Two things happened. First, I decided that instead of taking a bunch of hard classes and spending 40+ hours a week on coursework alone I would be better off taking a couple of more research specific classes that would both teach me new things as well as keep me focused on my research – which I suppose is kind of the core of a PhD. Second, I took my advisor’s advice and spent some time thinking about the big picture of my research, then methodically broke this huge complex topic down into a bunch of discrete, tangible questions that I need to answer in order to understand the big picture. How do you eat an elephant? One bite at a time. Turns out when I broke down my main hypothesis into little pieces, I realized that in addition to modeling and physics there was a great opportunity to utilize my chemistry background and incorporate some lab work into my thesis. Overly-planning-focused-past-Emily would have resisted restructuring my fall semester plans even if it would be a better end result because admitting that I needed to restructure would be an implied admission that I had failed to prepare and plan adequately. Field-work-experienced-and-more-flexible-current-Emily just wanted a good end result, even if it meant throwing the old, admittedly flawed plan totally out the window at the last minute.
Trimming down my course load and refocusing my research left me more time in my schedule to spend on improving my teaching skills and maintaining a social life. Thinking about my old plan makes me stressed. That schedule would have SUCKED. I’m glad I changed plans. Living the new reality of my fall semester is awesome – I feel more productive and optimistic about everything than I have since starting the graduate program over a year ago.
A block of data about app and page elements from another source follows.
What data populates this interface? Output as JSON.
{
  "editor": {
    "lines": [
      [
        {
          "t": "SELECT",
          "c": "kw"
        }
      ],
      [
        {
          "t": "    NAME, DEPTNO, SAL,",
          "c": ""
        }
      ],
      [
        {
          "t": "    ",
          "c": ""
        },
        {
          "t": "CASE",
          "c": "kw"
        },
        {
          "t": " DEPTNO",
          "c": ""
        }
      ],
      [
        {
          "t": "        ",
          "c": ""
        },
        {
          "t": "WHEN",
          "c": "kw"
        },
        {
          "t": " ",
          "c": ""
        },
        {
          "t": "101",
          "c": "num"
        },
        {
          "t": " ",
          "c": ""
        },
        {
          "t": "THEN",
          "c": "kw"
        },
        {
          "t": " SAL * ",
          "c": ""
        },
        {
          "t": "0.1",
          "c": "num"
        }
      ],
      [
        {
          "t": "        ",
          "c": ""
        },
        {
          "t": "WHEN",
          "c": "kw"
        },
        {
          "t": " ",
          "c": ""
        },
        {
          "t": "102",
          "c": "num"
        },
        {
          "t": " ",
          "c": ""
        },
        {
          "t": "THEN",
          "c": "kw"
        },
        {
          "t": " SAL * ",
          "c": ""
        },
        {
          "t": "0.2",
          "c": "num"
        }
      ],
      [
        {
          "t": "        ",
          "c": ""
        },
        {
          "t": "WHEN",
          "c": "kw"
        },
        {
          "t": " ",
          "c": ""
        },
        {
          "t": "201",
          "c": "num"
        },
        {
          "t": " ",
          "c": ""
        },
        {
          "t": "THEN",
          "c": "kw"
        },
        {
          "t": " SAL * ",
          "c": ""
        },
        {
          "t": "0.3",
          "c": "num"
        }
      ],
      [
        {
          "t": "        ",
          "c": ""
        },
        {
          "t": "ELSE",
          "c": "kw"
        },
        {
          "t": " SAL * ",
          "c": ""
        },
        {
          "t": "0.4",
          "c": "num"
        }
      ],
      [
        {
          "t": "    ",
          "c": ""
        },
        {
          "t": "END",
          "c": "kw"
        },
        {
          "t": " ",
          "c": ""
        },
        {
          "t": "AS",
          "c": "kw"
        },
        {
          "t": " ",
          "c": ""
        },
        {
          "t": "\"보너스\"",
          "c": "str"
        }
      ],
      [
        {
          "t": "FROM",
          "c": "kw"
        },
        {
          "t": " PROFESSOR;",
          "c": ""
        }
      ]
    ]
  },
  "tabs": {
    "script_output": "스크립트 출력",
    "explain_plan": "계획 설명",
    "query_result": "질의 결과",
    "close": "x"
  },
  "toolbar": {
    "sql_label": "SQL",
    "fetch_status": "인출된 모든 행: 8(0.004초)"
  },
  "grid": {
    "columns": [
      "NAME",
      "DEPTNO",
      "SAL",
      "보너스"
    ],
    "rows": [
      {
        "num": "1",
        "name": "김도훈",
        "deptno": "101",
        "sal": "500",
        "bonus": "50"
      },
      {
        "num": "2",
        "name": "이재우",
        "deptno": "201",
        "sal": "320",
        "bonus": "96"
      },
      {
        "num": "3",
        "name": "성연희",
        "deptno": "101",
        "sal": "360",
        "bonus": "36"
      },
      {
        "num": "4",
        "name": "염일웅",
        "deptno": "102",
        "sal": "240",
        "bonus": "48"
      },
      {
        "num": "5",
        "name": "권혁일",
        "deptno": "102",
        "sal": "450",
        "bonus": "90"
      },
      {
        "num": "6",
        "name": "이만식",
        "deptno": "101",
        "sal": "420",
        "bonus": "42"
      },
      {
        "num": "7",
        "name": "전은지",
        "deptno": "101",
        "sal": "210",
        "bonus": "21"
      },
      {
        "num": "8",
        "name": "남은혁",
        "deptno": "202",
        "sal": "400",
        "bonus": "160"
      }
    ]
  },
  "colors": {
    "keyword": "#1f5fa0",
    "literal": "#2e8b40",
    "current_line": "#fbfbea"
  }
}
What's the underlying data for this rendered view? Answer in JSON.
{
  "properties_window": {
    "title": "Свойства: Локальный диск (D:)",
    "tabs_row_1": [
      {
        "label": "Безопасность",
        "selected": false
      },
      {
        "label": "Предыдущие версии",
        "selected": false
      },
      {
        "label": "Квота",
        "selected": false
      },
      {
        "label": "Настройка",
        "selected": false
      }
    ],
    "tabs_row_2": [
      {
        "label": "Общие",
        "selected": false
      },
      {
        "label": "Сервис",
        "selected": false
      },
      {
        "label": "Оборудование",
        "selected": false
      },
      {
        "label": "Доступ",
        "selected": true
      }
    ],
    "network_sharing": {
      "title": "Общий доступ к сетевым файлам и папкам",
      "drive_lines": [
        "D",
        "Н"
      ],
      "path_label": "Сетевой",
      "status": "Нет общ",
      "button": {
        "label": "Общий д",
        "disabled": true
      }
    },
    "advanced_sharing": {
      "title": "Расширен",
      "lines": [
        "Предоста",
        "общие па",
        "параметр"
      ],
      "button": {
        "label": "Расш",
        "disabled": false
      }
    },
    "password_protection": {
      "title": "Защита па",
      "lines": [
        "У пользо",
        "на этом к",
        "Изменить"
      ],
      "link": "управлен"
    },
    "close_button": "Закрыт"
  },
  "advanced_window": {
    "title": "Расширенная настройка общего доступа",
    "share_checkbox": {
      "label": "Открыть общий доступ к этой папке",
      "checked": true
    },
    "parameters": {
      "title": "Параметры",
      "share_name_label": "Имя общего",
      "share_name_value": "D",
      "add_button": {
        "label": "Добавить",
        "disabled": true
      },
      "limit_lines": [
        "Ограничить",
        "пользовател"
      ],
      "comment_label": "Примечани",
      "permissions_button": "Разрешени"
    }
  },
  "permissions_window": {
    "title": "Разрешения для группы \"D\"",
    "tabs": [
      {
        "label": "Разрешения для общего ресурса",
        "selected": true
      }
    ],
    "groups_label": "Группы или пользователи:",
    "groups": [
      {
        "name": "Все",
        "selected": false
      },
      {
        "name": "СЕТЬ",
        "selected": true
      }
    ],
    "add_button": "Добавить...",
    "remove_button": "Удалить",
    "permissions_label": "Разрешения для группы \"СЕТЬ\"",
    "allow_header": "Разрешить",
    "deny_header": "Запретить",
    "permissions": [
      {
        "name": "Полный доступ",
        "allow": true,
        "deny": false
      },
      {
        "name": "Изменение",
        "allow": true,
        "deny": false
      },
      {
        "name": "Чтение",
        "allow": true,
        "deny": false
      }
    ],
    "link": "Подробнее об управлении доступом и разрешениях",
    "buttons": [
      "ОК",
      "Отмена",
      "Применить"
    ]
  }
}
That being said, I still love planning things. Making plans can be really useful in the right situations. So instead of making inappropriately rigid plans for my academic life, I have channeled my need for planning into something more productive: training for my first marathon in the Twin Cities this October. Having to create and follow a strict plan that tells me when to run, how far to run, how fast to run, what to eat before running, what to eat while running, what to eat after running, how much water to drink, and when to drink? YES PLEASE.